***** Material for this task

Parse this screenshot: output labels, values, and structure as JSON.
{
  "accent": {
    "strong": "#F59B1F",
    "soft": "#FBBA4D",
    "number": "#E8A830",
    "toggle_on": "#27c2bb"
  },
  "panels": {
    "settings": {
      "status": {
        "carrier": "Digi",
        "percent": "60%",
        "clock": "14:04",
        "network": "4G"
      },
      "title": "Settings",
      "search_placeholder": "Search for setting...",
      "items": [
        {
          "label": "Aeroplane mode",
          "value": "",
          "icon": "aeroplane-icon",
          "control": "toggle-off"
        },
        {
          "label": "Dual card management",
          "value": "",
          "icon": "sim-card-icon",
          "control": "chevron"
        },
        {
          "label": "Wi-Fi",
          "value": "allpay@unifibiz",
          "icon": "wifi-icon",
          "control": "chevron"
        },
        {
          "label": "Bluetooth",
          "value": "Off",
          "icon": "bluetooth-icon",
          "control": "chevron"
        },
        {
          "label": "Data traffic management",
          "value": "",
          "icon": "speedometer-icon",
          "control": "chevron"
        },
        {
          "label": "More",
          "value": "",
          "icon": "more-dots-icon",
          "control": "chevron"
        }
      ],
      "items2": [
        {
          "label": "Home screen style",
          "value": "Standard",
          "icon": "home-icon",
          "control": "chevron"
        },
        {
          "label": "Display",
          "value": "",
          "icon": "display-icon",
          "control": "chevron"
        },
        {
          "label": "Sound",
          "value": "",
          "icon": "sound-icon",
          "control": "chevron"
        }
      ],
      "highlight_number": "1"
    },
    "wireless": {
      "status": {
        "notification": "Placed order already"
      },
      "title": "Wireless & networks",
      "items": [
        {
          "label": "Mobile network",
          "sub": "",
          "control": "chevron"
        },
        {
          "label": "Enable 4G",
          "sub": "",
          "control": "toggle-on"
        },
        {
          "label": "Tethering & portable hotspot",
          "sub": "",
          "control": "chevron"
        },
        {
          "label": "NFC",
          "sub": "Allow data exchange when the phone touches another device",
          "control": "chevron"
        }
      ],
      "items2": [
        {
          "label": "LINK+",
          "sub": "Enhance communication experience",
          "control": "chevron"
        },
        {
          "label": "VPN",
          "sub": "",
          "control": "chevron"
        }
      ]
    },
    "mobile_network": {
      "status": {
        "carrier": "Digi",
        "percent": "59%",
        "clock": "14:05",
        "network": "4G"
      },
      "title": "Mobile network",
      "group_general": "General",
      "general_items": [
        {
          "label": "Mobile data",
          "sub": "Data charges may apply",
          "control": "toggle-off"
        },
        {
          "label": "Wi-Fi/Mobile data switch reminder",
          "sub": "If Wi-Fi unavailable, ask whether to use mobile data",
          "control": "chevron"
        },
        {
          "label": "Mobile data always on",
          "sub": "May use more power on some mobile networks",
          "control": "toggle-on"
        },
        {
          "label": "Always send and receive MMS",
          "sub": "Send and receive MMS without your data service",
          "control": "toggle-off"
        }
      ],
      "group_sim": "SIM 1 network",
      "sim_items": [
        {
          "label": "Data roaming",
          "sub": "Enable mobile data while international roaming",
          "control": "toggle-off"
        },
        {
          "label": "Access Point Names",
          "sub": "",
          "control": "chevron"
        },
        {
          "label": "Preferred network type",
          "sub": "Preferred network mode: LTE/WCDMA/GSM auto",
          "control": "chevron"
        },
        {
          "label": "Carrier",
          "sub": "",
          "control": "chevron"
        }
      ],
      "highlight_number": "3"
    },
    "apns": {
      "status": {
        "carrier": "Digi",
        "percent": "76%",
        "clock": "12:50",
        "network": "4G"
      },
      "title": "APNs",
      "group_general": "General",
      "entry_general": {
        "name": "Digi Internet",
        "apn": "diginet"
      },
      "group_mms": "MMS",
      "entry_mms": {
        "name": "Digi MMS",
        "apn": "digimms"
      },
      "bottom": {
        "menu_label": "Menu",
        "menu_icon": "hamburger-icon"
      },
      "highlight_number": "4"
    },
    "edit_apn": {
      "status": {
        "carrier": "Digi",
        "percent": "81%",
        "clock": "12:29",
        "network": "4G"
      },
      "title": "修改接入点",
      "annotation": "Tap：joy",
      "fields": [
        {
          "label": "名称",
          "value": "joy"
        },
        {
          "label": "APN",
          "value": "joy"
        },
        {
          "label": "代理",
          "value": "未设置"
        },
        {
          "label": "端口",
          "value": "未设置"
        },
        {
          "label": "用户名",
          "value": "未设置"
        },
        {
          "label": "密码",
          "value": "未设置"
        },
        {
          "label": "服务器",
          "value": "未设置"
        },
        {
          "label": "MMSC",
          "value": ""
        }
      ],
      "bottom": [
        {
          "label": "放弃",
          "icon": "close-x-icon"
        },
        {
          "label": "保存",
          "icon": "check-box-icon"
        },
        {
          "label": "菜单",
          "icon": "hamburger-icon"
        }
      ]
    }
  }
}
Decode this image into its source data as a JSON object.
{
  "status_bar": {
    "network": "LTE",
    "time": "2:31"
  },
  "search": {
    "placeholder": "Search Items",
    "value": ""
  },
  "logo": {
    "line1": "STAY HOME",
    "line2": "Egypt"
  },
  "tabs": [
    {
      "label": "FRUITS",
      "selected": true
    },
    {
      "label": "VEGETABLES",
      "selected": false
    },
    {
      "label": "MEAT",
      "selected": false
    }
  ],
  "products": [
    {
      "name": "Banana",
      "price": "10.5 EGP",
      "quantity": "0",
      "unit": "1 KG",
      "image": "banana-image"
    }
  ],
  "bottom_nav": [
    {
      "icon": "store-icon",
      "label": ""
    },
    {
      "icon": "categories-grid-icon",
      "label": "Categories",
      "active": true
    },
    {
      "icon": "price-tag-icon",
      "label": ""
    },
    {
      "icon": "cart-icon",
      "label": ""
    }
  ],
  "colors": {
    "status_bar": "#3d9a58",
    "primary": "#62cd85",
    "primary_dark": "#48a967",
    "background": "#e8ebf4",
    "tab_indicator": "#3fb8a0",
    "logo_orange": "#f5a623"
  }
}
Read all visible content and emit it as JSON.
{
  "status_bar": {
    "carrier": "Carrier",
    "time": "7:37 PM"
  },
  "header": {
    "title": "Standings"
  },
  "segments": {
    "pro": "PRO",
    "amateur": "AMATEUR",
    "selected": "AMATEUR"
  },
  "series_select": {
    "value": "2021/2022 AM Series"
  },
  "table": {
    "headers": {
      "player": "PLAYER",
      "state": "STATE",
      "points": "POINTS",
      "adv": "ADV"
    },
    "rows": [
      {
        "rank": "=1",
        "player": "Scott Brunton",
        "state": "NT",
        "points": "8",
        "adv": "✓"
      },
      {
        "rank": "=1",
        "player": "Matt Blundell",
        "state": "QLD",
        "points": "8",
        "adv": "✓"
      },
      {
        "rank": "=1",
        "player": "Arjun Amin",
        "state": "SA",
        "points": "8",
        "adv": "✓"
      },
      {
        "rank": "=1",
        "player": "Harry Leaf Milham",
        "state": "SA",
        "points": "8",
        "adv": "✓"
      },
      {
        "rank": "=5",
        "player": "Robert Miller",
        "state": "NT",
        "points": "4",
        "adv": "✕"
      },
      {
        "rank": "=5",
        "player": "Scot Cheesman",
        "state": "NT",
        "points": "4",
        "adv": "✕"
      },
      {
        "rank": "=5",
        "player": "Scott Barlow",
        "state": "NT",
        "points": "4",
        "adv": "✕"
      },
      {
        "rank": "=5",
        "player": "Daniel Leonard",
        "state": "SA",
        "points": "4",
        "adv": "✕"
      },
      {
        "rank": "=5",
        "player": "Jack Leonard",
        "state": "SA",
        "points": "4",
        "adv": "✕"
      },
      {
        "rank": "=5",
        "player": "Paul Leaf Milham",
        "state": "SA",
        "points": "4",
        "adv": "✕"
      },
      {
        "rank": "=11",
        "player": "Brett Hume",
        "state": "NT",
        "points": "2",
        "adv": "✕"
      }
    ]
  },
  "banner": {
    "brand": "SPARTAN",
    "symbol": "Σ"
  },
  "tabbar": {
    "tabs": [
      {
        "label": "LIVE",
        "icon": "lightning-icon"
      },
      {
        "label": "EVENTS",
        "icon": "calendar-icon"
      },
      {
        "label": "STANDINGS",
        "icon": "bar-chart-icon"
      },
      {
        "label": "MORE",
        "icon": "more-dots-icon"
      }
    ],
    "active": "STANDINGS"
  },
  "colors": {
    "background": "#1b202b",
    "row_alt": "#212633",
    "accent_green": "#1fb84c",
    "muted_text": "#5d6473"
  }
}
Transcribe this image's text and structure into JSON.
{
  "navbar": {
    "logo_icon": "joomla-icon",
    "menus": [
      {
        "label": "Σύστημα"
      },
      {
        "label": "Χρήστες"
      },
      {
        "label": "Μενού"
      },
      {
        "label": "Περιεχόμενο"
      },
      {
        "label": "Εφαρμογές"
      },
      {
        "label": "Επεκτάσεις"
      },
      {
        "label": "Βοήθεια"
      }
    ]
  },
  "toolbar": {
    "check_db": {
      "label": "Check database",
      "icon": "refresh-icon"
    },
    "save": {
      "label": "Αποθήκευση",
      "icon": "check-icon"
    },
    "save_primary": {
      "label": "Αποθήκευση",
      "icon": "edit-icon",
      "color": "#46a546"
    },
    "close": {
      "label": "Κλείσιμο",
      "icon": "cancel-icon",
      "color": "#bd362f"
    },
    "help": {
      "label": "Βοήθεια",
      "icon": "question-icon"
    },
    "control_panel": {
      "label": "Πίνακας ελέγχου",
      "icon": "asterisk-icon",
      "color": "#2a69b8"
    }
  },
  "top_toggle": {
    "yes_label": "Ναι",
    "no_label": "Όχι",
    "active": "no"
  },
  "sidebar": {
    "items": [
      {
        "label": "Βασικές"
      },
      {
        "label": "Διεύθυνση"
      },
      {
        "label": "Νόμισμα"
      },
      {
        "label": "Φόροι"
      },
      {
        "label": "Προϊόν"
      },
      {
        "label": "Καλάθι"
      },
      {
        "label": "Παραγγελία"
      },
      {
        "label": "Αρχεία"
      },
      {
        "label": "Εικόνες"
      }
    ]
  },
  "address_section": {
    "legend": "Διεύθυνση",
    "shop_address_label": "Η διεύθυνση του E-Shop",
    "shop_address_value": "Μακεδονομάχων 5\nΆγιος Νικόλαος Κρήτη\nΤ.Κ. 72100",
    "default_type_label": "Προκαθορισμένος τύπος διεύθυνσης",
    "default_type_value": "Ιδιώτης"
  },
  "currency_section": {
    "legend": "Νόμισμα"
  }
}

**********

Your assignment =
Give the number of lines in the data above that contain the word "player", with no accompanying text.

Answer =
12